Task requirements -> For each line below that holds the string "true", add one to a tally; report that tally alone.

Given records ->

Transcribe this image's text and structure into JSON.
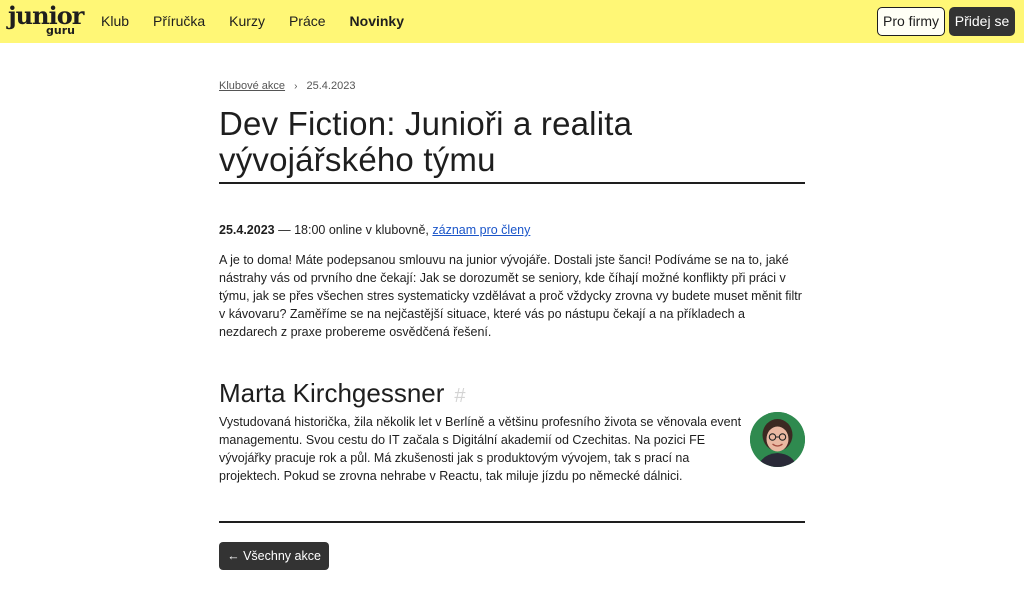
{
  "header": {
    "logo_top": "junior",
    "logo_bottom": "guru",
    "nav": [
      {
        "label": "Klub",
        "active": false
      },
      {
        "label": "Příručka",
        "active": false
      },
      {
        "label": "Kurzy",
        "active": false
      },
      {
        "label": "Práce",
        "active": false
      },
      {
        "label": "Novinky",
        "active": true
      }
    ],
    "firms_label": "Pro firmy",
    "join_label": "Přidej se",
    "bg_color": "#fff776"
  },
  "breadcrumb": {
    "parent": "Klubové akce",
    "separator": "›",
    "current": "25.4.2023"
  },
  "event": {
    "title": "Dev Fiction: Junioři a realita vývojářského týmu",
    "date": "25.4.2023",
    "dash": "—",
    "time_place": "18:00 online v klubovně,",
    "recording_link": "záznam pro členy",
    "description": "A je to doma! Máte podepsanou smlouvu na junior vývojáře. Dostali jste šanci! Podíváme se na to, jaké nástrahy vás od prvního dne čekají: Jak se dorozumět se seniory, kde číhají možné konflikty při práci v týmu, jak se přes všechen stres systematicky vzdělávat a proč vždycky zrovna vy budete muset měnit filtr v kávovaru? Zaměříme se na nejčastější situace, které vás po nástupu čekají a na příkladech a nezdarech z praxe probereme osvědčená řešení."
  },
  "speaker": {
    "name": "Marta Kirchgessner",
    "anchor": "#",
    "bio": "Vystudovaná historička, žila několik let v Berlíně a většinu profesního života se věnovala event managementu. Svou cestu do IT začala s Digitální akademií od Czechitas. Na pozici FE vývojářky pracuje rok a půl. Má zkušenosti jak s produktovým vývojem, tak s prací na projektech. Pokud se zrovna nehrabe v Reactu, tak miluje jízdu po německé dálnici."
  },
  "footer": {
    "back_arrow": "←",
    "back_label": "Všechny akce"
  }
}
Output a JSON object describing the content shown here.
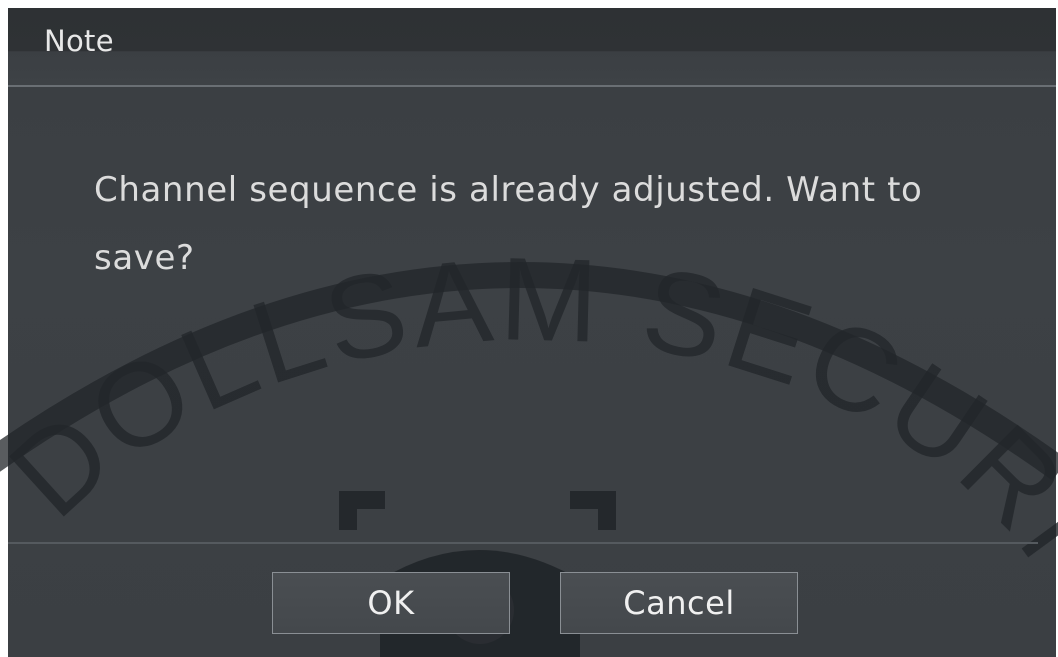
{
  "dialog": {
    "title": "Note",
    "message": "Channel sequence is already adjusted. Want to save?",
    "buttons": {
      "ok_label": "OK",
      "cancel_label": "Cancel"
    }
  },
  "watermark": {
    "text": "DOLLSAM SECURITY"
  },
  "colors": {
    "dialog_bg": "#3d4145",
    "title_bar": "#2f3235",
    "text": "#dcdcdc",
    "button_border": "#8a8f94",
    "watermark": "#1e2226"
  }
}
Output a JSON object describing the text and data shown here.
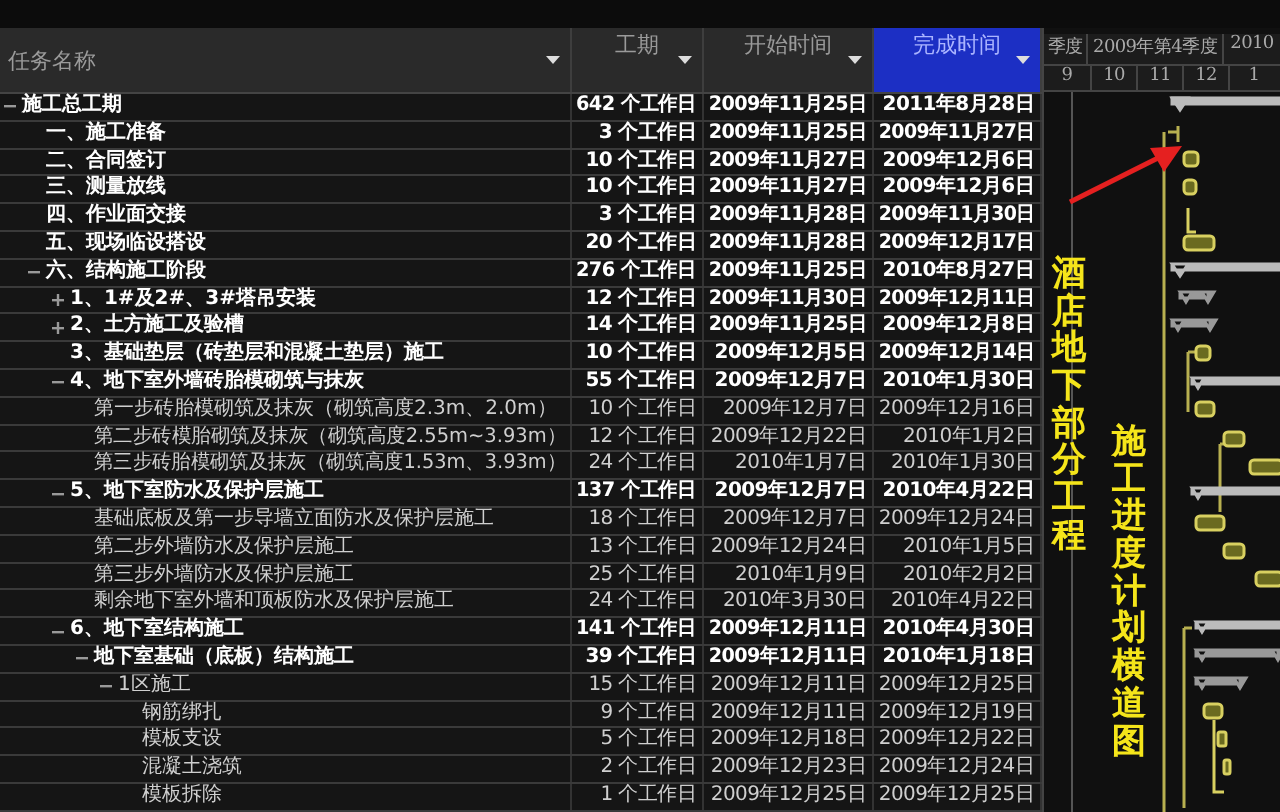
{
  "columns": [
    {
      "label": "任务名称",
      "selected": false
    },
    {
      "label": "工期",
      "selected": false
    },
    {
      "label": "开始时间",
      "selected": false
    },
    {
      "label": "完成时间",
      "selected": true
    }
  ],
  "timescale": {
    "upper": [
      "季度",
      "2009年第4季度",
      "2010"
    ],
    "lower": [
      "9",
      "10",
      "11",
      "12",
      "1"
    ]
  },
  "tasks": [
    {
      "name": "施工总工期",
      "duration": "642 个工作日",
      "start": "2009年11月25日",
      "finish": "2011年8月28日",
      "kind": "summary",
      "expanded": true,
      "children": [
        {
          "name": "一、施工准备",
          "duration": "3 个工作日",
          "start": "2009年11月25日",
          "finish": "2009年11月27日",
          "kind": "summary"
        },
        {
          "name": "二、合同签订",
          "duration": "10 个工作日",
          "start": "2009年11月27日",
          "finish": "2009年12月6日",
          "kind": "summary"
        },
        {
          "name": "三、测量放线",
          "duration": "10 个工作日",
          "start": "2009年11月27日",
          "finish": "2009年12月6日",
          "kind": "summary"
        },
        {
          "name": "四、作业面交接",
          "duration": "3 个工作日",
          "start": "2009年11月28日",
          "finish": "2009年11月30日",
          "kind": "summary"
        },
        {
          "name": "五、现场临设搭设",
          "duration": "20 个工作日",
          "start": "2009年11月28日",
          "finish": "2009年12月17日",
          "kind": "summary"
        },
        {
          "name": "六、结构施工阶段",
          "duration": "276 个工作日",
          "start": "2009年11月25日",
          "finish": "2010年8月27日",
          "kind": "summary",
          "expanded": true,
          "children": [
            {
              "name": "1、1#及2#、3#塔吊安装",
              "duration": "12 个工作日",
              "start": "2009年11月30日",
              "finish": "2009年12月11日",
              "kind": "summary",
              "expanded": false
            },
            {
              "name": "2、土方施工及验槽",
              "duration": "14 个工作日",
              "start": "2009年11月25日",
              "finish": "2009年12月8日",
              "kind": "summary",
              "expanded": false
            },
            {
              "name": "3、基础垫层（砖垫层和混凝土垫层）施工",
              "duration": "10 个工作日",
              "start": "2009年12月5日",
              "finish": "2009年12月14日",
              "kind": "summary"
            },
            {
              "name": "4、地下室外墙砖胎模砌筑与抹灰",
              "duration": "55 个工作日",
              "start": "2009年12月7日",
              "finish": "2010年1月30日",
              "kind": "summary",
              "expanded": true,
              "children": [
                {
                  "name": "第一步砖胎模砌筑及抹灰（砌筑高度2.3m、2.0m）",
                  "duration": "10 个工作日",
                  "start": "2009年12月7日",
                  "finish": "2009年12月16日",
                  "kind": "task"
                },
                {
                  "name": "第二步砖模胎砌筑及抹灰（砌筑高度2.55m~3.93m）",
                  "duration": "12 个工作日",
                  "start": "2009年12月22日",
                  "finish": "2010年1月2日",
                  "kind": "task"
                },
                {
                  "name": "第三步砖胎模砌筑及抹灰（砌筑高度1.53m、3.93m）",
                  "duration": "24 个工作日",
                  "start": "2010年1月7日",
                  "finish": "2010年1月30日",
                  "kind": "task"
                }
              ]
            },
            {
              "name": "5、地下室防水及保护层施工",
              "duration": "137 个工作日",
              "start": "2009年12月7日",
              "finish": "2010年4月22日",
              "kind": "summary",
              "expanded": true,
              "children": [
                {
                  "name": "基础底板及第一步导墙立面防水及保护层施工",
                  "duration": "18 个工作日",
                  "start": "2009年12月7日",
                  "finish": "2009年12月24日",
                  "kind": "task"
                },
                {
                  "name": "第二步外墙防水及保护层施工",
                  "duration": "13 个工作日",
                  "start": "2009年12月24日",
                  "finish": "2010年1月5日",
                  "kind": "task"
                },
                {
                  "name": "第三步外墙防水及保护层施工",
                  "duration": "25 个工作日",
                  "start": "2010年1月9日",
                  "finish": "2010年2月2日",
                  "kind": "task"
                },
                {
                  "name": "剩余地下室外墙和顶板防水及保护层施工",
                  "duration": "24 个工作日",
                  "start": "2010年3月30日",
                  "finish": "2010年4月22日",
                  "kind": "task"
                }
              ]
            },
            {
              "name": "6、地下室结构施工",
              "duration": "141 个工作日",
              "start": "2009年12月11日",
              "finish": "2010年4月30日",
              "kind": "summary",
              "expanded": true,
              "children": [
                {
                  "name": "地下室基础（底板）结构施工",
                  "duration": "39 个工作日",
                  "start": "2009年12月11日",
                  "finish": "2010年1月18日",
                  "kind": "summary",
                  "expanded": true,
                  "children": [
                    {
                      "name": "1区施工",
                      "duration": "15 个工作日",
                      "start": "2009年12月11日",
                      "finish": "2009年12月25日",
                      "kind": "task",
                      "expanded": true,
                      "children": [
                        {
                          "name": "钢筋绑扎",
                          "duration": "9 个工作日",
                          "start": "2009年12月11日",
                          "finish": "2009年12月19日",
                          "kind": "task"
                        },
                        {
                          "name": "模板支设",
                          "duration": "5 个工作日",
                          "start": "2009年12月18日",
                          "finish": "2009年12月22日",
                          "kind": "task"
                        },
                        {
                          "name": "混凝土浇筑",
                          "duration": "2 个工作日",
                          "start": "2009年12月23日",
                          "finish": "2009年12月24日",
                          "kind": "task"
                        },
                        {
                          "name": "模板拆除",
                          "duration": "1 个工作日",
                          "start": "2009年12月25日",
                          "finish": "2009年12月25日",
                          "kind": "task"
                        }
                      ]
                    }
                  ]
                }
              ]
            }
          ]
        }
      ]
    }
  ],
  "annotations": [
    {
      "text": "酒店地下部分工程"
    },
    {
      "text": "施工进度计划横道图"
    }
  ]
}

Your solution -> 9